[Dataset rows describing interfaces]
----------------

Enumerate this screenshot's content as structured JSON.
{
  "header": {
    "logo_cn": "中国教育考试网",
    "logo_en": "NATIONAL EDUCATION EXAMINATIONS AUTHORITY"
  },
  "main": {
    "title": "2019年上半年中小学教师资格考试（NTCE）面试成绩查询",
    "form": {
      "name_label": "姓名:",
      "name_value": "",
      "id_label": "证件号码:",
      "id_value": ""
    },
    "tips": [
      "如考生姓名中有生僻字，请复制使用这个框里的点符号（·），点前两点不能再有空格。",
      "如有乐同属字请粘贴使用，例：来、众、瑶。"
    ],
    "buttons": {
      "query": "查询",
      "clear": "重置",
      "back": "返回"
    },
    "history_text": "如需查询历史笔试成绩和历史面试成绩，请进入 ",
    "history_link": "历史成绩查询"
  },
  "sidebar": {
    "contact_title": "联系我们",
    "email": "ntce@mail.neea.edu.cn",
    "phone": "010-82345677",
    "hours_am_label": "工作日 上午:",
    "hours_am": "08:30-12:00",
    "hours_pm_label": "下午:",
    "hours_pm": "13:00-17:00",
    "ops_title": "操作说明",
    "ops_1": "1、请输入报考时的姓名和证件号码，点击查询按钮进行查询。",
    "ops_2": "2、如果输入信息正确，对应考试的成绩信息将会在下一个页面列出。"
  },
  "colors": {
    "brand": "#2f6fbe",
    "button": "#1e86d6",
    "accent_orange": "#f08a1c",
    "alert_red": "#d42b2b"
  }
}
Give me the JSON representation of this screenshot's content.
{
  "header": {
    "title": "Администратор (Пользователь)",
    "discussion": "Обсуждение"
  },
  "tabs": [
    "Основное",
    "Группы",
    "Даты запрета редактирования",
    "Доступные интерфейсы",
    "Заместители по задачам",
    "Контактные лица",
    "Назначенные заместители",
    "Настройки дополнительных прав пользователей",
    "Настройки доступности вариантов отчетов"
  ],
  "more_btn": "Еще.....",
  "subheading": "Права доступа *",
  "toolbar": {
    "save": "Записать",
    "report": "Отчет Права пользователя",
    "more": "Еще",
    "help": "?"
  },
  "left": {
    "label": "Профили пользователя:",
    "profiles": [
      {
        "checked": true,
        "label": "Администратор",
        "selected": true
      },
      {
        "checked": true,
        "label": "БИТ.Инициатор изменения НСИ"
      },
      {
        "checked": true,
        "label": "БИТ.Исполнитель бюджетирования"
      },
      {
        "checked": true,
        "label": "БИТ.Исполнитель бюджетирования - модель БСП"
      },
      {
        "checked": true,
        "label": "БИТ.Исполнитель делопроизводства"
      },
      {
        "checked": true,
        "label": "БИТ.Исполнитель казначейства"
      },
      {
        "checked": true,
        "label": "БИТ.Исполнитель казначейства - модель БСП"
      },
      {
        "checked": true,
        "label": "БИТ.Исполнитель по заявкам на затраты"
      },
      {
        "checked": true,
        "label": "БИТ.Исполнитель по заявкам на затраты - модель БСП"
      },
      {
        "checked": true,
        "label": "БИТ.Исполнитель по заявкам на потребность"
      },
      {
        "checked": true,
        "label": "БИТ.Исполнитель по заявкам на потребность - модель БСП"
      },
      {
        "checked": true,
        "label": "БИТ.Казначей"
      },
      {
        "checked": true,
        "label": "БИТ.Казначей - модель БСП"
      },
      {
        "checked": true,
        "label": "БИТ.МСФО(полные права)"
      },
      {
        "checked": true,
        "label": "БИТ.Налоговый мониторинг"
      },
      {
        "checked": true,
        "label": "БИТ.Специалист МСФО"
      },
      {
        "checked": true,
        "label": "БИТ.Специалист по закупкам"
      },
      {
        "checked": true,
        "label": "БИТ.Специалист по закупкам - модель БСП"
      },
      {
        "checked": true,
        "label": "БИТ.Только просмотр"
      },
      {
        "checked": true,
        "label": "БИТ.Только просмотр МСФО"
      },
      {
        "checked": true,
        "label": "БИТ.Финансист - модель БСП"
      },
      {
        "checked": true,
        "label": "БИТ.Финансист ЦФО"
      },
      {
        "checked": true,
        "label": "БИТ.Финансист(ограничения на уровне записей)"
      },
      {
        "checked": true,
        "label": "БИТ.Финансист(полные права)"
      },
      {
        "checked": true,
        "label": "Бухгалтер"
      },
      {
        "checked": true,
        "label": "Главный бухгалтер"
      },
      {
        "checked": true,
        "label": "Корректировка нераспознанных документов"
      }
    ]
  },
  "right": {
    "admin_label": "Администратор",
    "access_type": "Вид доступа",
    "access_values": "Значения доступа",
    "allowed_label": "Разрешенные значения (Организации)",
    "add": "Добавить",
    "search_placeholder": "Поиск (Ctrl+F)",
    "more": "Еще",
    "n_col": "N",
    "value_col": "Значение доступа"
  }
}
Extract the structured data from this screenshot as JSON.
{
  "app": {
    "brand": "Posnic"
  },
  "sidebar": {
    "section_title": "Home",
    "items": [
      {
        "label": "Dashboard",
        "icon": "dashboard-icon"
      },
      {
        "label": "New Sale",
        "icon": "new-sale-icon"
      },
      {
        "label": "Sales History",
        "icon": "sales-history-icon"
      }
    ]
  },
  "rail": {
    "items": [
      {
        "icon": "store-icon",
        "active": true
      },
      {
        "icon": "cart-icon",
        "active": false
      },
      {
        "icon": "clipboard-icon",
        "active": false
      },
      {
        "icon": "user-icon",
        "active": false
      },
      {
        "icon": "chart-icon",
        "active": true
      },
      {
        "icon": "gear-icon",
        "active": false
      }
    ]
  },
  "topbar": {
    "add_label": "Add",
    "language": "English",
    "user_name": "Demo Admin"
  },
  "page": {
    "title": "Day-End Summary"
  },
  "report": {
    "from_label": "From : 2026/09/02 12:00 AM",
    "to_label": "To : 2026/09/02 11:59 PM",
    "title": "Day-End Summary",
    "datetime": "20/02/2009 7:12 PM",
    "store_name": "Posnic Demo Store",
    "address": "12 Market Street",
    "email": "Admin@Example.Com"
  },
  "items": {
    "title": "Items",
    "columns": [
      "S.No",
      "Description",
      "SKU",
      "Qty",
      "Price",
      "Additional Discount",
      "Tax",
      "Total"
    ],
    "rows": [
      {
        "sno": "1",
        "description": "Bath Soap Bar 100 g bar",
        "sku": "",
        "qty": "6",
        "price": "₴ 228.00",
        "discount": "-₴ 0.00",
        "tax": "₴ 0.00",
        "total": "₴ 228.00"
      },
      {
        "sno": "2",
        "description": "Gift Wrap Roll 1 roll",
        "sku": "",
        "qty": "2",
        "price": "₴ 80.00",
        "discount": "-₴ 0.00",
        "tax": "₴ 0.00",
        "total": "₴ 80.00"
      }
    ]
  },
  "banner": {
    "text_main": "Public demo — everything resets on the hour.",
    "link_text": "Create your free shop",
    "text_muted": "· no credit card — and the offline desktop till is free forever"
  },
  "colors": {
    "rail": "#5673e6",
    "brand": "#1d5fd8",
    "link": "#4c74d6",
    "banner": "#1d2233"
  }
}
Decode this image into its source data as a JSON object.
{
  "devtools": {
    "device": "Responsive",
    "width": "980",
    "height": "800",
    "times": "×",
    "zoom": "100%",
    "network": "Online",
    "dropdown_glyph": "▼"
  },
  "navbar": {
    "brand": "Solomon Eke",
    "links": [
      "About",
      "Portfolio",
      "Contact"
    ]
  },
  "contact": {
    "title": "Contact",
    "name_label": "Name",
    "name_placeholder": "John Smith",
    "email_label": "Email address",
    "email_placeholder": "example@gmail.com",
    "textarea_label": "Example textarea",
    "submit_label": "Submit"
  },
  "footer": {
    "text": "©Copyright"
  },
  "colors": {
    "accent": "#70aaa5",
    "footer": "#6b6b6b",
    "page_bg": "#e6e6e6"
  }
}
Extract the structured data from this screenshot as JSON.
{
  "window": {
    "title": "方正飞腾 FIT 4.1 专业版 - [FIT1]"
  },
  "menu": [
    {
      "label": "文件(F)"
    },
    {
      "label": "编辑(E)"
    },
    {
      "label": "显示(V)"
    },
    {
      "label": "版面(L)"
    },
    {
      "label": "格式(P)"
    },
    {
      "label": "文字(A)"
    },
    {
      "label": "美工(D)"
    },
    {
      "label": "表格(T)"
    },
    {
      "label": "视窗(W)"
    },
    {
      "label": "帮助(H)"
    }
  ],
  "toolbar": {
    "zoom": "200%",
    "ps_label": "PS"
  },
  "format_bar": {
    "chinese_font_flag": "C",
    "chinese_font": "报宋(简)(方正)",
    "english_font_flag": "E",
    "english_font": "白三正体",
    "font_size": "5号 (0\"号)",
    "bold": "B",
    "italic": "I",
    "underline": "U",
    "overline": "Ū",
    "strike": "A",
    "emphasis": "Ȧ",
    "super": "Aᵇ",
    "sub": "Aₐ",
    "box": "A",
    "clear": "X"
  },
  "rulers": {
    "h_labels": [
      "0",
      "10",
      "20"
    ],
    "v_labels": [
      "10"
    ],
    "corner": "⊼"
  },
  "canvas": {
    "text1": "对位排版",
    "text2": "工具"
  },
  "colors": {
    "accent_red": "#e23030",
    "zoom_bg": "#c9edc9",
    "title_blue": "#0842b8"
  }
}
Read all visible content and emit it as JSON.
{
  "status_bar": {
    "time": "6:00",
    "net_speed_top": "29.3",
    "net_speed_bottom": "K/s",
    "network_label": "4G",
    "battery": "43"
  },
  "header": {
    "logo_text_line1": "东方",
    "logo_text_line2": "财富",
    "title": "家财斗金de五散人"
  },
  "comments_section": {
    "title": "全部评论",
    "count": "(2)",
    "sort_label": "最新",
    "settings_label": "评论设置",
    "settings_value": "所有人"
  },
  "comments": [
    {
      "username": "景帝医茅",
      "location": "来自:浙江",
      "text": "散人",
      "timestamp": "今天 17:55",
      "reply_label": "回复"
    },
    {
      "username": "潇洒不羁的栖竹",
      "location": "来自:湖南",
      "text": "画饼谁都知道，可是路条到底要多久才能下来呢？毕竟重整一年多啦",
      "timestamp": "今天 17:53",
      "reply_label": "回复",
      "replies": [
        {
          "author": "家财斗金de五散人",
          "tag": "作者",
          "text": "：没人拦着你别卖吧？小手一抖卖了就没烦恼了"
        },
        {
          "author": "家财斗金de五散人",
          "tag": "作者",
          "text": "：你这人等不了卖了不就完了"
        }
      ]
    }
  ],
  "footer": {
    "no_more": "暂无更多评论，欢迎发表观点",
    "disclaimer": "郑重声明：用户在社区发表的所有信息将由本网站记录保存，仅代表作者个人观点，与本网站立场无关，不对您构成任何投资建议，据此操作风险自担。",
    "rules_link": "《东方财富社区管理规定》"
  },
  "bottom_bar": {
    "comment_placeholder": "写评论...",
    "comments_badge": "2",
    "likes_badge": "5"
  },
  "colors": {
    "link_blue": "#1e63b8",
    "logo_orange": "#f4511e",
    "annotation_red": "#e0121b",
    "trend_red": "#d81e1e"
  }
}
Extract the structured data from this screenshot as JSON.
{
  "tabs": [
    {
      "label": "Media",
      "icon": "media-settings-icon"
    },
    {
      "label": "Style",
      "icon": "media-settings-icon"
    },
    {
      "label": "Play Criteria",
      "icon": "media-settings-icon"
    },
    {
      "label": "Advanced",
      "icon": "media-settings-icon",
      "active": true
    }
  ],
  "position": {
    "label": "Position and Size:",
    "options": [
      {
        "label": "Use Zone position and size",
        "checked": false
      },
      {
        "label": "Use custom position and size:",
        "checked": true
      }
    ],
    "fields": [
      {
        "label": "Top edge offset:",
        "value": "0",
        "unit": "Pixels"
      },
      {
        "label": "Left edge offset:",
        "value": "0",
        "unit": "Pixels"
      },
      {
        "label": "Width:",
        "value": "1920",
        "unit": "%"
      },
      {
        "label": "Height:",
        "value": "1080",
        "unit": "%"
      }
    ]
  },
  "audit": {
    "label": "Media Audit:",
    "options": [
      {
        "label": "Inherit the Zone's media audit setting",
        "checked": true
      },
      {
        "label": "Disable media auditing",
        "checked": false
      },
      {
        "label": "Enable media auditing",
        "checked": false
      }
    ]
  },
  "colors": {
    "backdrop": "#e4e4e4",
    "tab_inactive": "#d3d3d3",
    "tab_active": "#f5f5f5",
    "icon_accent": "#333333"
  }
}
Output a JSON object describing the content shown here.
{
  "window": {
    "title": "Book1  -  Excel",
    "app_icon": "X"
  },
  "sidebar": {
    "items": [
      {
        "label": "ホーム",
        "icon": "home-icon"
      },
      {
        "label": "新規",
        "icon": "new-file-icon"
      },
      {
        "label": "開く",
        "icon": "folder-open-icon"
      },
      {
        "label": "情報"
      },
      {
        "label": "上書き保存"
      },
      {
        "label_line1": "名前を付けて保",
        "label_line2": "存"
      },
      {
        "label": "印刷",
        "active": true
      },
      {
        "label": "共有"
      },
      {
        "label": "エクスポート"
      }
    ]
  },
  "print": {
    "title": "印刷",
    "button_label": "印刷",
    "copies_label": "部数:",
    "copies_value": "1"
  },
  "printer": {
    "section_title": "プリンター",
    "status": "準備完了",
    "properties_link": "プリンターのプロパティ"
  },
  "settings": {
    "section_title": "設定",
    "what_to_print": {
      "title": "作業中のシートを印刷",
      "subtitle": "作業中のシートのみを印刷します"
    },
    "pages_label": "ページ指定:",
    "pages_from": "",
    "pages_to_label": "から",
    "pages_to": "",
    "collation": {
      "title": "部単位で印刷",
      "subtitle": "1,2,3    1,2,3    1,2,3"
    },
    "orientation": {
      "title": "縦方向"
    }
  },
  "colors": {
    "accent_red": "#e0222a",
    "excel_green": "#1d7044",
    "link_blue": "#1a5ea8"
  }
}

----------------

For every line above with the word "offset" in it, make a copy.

        "label": "Top edge offset:",
        "label": "Left edge offset:",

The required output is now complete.